# TASK GOAL
Determine the number of lines in the data that contain "value". Answer with that number only.

# RECORDED INFORMATION
::::::::::
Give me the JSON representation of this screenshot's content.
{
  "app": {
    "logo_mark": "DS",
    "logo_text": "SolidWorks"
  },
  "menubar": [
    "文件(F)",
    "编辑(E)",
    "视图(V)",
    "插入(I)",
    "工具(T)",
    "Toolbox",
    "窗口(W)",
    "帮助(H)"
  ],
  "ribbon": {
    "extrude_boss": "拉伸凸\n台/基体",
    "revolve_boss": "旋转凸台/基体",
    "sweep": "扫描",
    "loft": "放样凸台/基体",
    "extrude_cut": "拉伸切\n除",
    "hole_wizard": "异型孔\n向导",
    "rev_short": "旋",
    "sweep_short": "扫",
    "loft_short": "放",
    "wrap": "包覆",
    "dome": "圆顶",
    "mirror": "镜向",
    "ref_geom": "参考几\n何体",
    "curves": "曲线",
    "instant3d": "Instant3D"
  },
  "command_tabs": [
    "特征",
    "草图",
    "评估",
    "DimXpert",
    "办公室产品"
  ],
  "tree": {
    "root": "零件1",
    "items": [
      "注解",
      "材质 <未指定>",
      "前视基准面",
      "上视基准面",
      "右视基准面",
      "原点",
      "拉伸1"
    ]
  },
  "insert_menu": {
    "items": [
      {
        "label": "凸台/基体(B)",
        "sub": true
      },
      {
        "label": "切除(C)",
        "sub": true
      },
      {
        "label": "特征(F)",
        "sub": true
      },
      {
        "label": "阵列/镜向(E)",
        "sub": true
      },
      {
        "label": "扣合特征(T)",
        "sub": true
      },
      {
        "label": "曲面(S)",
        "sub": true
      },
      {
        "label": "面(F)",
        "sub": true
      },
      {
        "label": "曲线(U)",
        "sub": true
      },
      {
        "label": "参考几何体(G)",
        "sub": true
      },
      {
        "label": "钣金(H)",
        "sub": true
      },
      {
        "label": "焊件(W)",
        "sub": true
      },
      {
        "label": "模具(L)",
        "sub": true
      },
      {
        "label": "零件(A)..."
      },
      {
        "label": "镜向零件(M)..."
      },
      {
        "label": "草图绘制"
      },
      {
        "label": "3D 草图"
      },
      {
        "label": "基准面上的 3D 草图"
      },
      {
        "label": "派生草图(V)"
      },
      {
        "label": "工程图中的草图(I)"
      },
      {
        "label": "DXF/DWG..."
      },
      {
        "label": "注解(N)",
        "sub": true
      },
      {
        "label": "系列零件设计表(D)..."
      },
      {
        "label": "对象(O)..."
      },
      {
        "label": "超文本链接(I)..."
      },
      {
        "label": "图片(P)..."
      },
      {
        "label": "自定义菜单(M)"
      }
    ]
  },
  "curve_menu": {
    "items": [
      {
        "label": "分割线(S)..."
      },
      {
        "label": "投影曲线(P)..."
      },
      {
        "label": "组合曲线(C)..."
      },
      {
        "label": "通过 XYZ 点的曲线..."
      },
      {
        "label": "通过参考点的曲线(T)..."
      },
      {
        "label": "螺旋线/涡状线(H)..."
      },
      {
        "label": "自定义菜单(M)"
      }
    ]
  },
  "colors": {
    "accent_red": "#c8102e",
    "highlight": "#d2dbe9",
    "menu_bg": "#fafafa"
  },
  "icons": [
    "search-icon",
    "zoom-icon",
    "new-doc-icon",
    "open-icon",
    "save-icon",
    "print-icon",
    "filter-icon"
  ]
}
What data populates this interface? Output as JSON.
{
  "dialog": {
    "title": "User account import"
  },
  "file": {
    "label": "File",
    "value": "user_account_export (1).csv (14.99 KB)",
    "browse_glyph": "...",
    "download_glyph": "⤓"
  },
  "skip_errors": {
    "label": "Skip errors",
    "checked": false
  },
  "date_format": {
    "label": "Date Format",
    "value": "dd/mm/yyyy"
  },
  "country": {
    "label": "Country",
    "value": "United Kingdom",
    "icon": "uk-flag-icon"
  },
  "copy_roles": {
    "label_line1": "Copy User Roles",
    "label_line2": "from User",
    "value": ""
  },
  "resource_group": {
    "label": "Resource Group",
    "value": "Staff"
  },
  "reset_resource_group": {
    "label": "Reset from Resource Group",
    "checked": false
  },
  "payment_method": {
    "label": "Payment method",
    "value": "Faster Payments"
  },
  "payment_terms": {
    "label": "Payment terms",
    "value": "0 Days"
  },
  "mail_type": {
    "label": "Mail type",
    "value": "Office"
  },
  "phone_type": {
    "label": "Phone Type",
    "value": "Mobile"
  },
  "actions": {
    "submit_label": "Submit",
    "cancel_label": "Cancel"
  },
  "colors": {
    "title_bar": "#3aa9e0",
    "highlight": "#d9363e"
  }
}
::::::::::
# RESULT
9